The Decima Research survey, made available exclusively to The Canadian Press, suggested that nationally, the Liberals had the support of 35 per cent of decided and leaning voters. That compared with 32 per cent support for the Tories, 12 per cent for the NDP, 11 per cent for the Bloc Quebecois and seven per cent for the Green party.
In Quebec, though, the poll suggested the Liberals had more than double the support of the Conservatives, a sharp reversal from the election last January.
The new survey showed the Bloc with 45 per cent of voters, the Liberals with 27 per cent and the Tories with 12 per cent. The NDP had six per cent and the Green seven per cent.
"The big question coming out of the Liberal convention was would Stephane Dion work as an idea for the Liberals in the province of Quebec," said Bruce Anderson, Decima's CEO. "So far, I think the evidence is more yes than no. He's been established as a leader in the minds of Quebecers and the Liberal party has a 15-point lead over the Conservatives in that province.
"Obviously they're still behind the BQ, but those are pretty good results".

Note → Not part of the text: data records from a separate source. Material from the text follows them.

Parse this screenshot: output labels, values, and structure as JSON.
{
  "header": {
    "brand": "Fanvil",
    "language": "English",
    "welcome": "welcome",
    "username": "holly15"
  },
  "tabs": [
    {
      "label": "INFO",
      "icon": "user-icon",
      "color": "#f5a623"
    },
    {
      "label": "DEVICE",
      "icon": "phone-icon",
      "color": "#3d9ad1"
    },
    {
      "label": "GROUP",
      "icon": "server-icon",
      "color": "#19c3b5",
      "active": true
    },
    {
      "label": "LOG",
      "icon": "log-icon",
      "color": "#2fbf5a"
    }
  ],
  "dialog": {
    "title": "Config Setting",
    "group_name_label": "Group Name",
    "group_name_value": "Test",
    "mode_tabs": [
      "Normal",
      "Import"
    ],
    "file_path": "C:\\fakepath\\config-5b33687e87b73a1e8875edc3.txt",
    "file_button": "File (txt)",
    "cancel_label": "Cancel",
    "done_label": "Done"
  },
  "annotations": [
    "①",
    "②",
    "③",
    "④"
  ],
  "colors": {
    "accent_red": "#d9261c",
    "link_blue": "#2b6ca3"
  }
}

You can discount these polls as a temporary bounce, but at the very least they reveal an openness to Dion, particularly in Quebec. My biggest hesitation with Dion was the perception in Quebec. It would appear that Dion has plenty of room to rehabilitate his reputation in his home province, which is a great sign moving forward.